◆ Directions:
What's wanted is a faithful retyping of every entry, pictures excluded.

Items from an interface collection:
******************************
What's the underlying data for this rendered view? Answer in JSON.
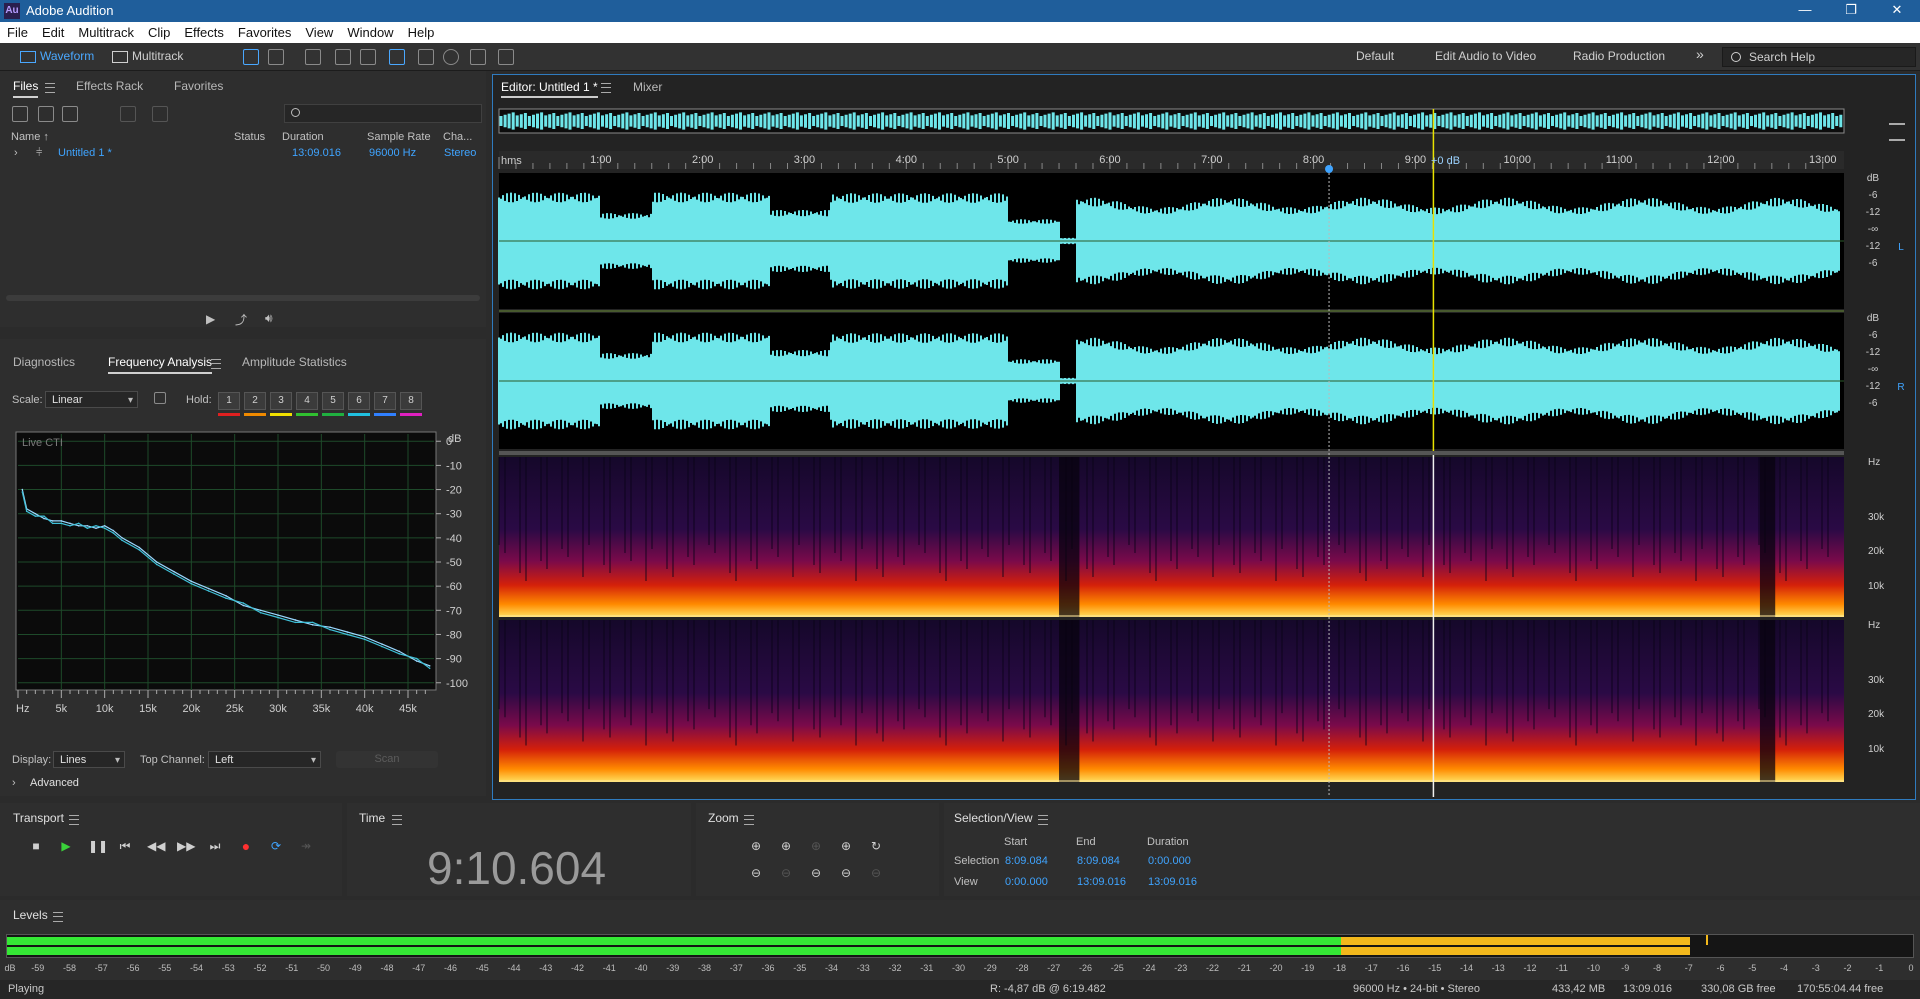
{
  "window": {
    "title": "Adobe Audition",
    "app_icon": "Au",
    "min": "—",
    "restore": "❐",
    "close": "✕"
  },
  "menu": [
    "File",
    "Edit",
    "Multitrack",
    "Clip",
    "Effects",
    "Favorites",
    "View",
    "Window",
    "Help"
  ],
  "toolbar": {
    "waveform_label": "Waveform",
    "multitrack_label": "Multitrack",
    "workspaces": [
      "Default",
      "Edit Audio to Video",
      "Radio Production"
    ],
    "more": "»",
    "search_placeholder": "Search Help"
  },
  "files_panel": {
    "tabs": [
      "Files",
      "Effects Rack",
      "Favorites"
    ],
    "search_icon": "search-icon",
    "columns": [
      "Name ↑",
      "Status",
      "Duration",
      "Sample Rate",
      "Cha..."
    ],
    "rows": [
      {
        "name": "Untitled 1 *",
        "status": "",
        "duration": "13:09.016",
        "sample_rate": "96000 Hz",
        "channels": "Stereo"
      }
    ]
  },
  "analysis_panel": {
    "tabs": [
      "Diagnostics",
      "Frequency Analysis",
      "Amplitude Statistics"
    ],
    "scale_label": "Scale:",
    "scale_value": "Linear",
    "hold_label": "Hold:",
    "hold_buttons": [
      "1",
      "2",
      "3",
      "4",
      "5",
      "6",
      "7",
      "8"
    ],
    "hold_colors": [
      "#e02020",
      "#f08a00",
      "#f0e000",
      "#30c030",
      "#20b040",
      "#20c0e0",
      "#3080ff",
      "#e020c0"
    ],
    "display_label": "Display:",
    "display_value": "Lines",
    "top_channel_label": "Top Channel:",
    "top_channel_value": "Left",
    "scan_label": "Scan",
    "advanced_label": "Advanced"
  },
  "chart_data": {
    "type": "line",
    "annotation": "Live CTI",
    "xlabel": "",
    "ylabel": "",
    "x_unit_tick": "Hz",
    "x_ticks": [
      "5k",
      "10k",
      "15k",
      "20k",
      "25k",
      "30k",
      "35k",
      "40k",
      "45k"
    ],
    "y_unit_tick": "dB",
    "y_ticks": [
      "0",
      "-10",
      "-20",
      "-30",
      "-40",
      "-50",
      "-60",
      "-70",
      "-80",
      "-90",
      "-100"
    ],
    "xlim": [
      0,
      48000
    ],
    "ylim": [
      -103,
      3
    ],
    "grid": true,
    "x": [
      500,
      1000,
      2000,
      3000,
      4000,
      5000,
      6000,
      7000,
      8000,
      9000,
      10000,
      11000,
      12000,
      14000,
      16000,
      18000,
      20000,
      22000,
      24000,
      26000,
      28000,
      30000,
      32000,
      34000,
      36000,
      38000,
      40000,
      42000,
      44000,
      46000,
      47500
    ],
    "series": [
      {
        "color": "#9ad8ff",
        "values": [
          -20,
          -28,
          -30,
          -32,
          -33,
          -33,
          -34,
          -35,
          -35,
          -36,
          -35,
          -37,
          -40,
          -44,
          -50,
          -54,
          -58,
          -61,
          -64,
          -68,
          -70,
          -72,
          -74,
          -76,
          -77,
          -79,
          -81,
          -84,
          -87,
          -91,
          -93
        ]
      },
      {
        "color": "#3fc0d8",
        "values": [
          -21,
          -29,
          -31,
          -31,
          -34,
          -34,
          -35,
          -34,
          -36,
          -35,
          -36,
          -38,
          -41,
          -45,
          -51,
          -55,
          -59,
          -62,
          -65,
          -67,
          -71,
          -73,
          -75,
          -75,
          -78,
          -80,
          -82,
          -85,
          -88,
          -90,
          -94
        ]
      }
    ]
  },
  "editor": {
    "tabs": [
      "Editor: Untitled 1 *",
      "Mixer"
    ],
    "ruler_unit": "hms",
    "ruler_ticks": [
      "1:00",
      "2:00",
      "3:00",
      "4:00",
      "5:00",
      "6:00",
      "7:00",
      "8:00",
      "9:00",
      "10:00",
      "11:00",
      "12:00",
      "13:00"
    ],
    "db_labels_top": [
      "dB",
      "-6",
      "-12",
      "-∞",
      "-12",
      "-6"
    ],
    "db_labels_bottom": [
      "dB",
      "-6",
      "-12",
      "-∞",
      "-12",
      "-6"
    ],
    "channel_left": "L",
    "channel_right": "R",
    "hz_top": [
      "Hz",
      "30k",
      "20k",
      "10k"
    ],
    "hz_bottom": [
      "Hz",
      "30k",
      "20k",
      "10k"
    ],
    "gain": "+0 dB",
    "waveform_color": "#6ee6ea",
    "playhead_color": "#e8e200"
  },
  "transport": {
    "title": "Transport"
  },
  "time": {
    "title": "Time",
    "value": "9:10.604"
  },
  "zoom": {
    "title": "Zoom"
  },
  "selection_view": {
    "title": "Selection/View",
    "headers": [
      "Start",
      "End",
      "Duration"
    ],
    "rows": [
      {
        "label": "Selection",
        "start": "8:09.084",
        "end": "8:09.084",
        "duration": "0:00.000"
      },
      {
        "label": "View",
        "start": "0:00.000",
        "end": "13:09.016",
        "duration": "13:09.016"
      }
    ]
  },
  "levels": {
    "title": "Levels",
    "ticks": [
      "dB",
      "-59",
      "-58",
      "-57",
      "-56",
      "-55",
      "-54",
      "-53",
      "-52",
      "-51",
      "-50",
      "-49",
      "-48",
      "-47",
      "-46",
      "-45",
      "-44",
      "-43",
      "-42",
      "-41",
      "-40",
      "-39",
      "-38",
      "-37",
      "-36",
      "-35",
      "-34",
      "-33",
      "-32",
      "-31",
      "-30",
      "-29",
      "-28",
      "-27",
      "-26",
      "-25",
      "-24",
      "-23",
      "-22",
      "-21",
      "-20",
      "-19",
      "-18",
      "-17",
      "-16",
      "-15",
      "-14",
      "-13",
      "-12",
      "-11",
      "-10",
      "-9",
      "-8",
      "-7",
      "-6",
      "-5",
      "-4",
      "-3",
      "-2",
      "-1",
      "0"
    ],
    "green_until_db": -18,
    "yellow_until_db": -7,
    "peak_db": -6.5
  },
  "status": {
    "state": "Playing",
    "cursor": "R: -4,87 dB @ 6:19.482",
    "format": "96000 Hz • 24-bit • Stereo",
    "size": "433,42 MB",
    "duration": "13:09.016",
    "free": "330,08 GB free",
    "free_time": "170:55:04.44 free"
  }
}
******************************
◆ Solved problem:
What's the underlying data for this rendered view? Answer in JSON.
{
  "window": {
    "title": "Adobe Audition",
    "app_icon": "Au",
    "min": "—",
    "restore": "❐",
    "close": "✕"
  },
  "menu": [
    "File",
    "Edit",
    "Multitrack",
    "Clip",
    "Effects",
    "Favorites",
    "View",
    "Window",
    "Help"
  ],
  "toolbar": {
    "waveform_label": "Waveform",
    "multitrack_label": "Multitrack",
    "workspaces": [
      "Default",
      "Edit Audio to Video",
      "Radio Production"
    ],
    "more": "»",
    "search_placeholder": "Search Help"
  },
  "files_panel": {
    "tabs": [
      "Files",
      "Effects Rack",
      "Favorites"
    ],
    "search_icon": "search-icon",
    "columns": [
      "Name ↑",
      "Status",
      "Duration",
      "Sample Rate",
      "Cha..."
    ],
    "rows": [
      {
        "name": "Untitled 1 *",
        "status": "",
        "duration": "13:09.016",
        "sample_rate": "96000 Hz",
        "channels": "Stereo"
      }
    ]
  },
  "analysis_panel": {
    "tabs": [
      "Diagnostics",
      "Frequency Analysis",
      "Amplitude Statistics"
    ],
    "scale_label": "Scale:",
    "scale_value": "Linear",
    "hold_label": "Hold:",
    "hold_buttons": [
      "1",
      "2",
      "3",
      "4",
      "5",
      "6",
      "7",
      "8"
    ],
    "hold_colors": [
      "#e02020",
      "#f08a00",
      "#f0e000",
      "#30c030",
      "#20b040",
      "#20c0e0",
      "#3080ff",
      "#e020c0"
    ],
    "display_label": "Display:",
    "display_value": "Lines",
    "top_channel_label": "Top Channel:",
    "top_channel_value": "Left",
    "scan_label": "Scan",
    "advanced_label": "Advanced"
  },
  "chart_data": {
    "type": "line",
    "annotation": "Live CTI",
    "xlabel": "",
    "ylabel": "",
    "x_unit_tick": "Hz",
    "x_ticks": [
      "5k",
      "10k",
      "15k",
      "20k",
      "25k",
      "30k",
      "35k",
      "40k",
      "45k"
    ],
    "y_unit_tick": "dB",
    "y_ticks": [
      "0",
      "-10",
      "-20",
      "-30",
      "-40",
      "-50",
      "-60",
      "-70",
      "-80",
      "-90",
      "-100"
    ],
    "xlim": [
      0,
      48000
    ],
    "ylim": [
      -103,
      3
    ],
    "grid": true,
    "x": [
      500,
      1000,
      2000,
      3000,
      4000,
      5000,
      6000,
      7000,
      8000,
      9000,
      10000,
      11000,
      12000,
      14000,
      16000,
      18000,
      20000,
      22000,
      24000,
      26000,
      28000,
      30000,
      32000,
      34000,
      36000,
      38000,
      40000,
      42000,
      44000,
      46000,
      47500
    ],
    "series": [
      {
        "color": "#9ad8ff",
        "values": [
          -20,
          -28,
          -30,
          -32,
          -33,
          -33,
          -34,
          -35,
          -35,
          -36,
          -35,
          -37,
          -40,
          -44,
          -50,
          -54,
          -58,
          -61,
          -64,
          -68,
          -70,
          -72,
          -74,
          -76,
          -77,
          -79,
          -81,
          -84,
          -87,
          -91,
          -93
        ]
      },
      {
        "color": "#3fc0d8",
        "values": [
          -21,
          -29,
          -31,
          -31,
          -34,
          -34,
          -35,
          -34,
          -36,
          -35,
          -36,
          -38,
          -41,
          -45,
          -51,
          -55,
          -59,
          -62,
          -65,
          -67,
          -71,
          -73,
          -75,
          -75,
          -78,
          -80,
          -82,
          -85,
          -88,
          -90,
          -94
        ]
      }
    ]
  },
  "editor": {
    "tabs": [
      "Editor: Untitled 1 *",
      "Mixer"
    ],
    "ruler_unit": "hms",
    "ruler_ticks": [
      "1:00",
      "2:00",
      "3:00",
      "4:00",
      "5:00",
      "6:00",
      "7:00",
      "8:00",
      "9:00",
      "10:00",
      "11:00",
      "12:00",
      "13:00"
    ],
    "db_labels_top": [
      "dB",
      "-6",
      "-12",
      "-∞",
      "-12",
      "-6"
    ],
    "db_labels_bottom": [
      "dB",
      "-6",
      "-12",
      "-∞",
      "-12",
      "-6"
    ],
    "channel_left": "L",
    "channel_right": "R",
    "hz_top": [
      "Hz",
      "30k",
      "20k",
      "10k"
    ],
    "hz_bottom": [
      "Hz",
      "30k",
      "20k",
      "10k"
    ],
    "gain": "+0 dB",
    "waveform_color": "#6ee6ea",
    "playhead_color": "#e8e200"
  },
  "transport": {
    "title": "Transport"
  },
  "time": {
    "title": "Time",
    "value": "9:10.604"
  },
  "zoom": {
    "title": "Zoom"
  },
  "selection_view": {
    "title": "Selection/View",
    "headers": [
      "Start",
      "End",
      "Duration"
    ],
    "rows": [
      {
        "label": "Selection",
        "start": "8:09.084",
        "end": "8:09.084",
        "duration": "0:00.000"
      },
      {
        "label": "View",
        "start": "0:00.000",
        "end": "13:09.016",
        "duration": "13:09.016"
      }
    ]
  },
  "levels": {
    "title": "Levels",
    "ticks": [
      "dB",
      "-59",
      "-58",
      "-57",
      "-56",
      "-55",
      "-54",
      "-53",
      "-52",
      "-51",
      "-50",
      "-49",
      "-48",
      "-47",
      "-46",
      "-45",
      "-44",
      "-43",
      "-42",
      "-41",
      "-40",
      "-39",
      "-38",
      "-37",
      "-36",
      "-35",
      "-34",
      "-33",
      "-32",
      "-31",
      "-30",
      "-29",
      "-28",
      "-27",
      "-26",
      "-25",
      "-24",
      "-23",
      "-22",
      "-21",
      "-20",
      "-19",
      "-18",
      "-17",
      "-16",
      "-15",
      "-14",
      "-13",
      "-12",
      "-11",
      "-10",
      "-9",
      "-8",
      "-7",
      "-6",
      "-5",
      "-4",
      "-3",
      "-2",
      "-1",
      "0"
    ],
    "green_until_db": -18,
    "yellow_until_db": -7,
    "peak_db": -6.5
  },
  "status": {
    "state": "Playing",
    "cursor": "R: -4,87 dB @ 6:19.482",
    "format": "96000 Hz • 24-bit • Stereo",
    "size": "433,42 MB",
    "duration": "13:09.016",
    "free": "330,08 GB free",
    "free_time": "170:55:04.44 free"
  }
}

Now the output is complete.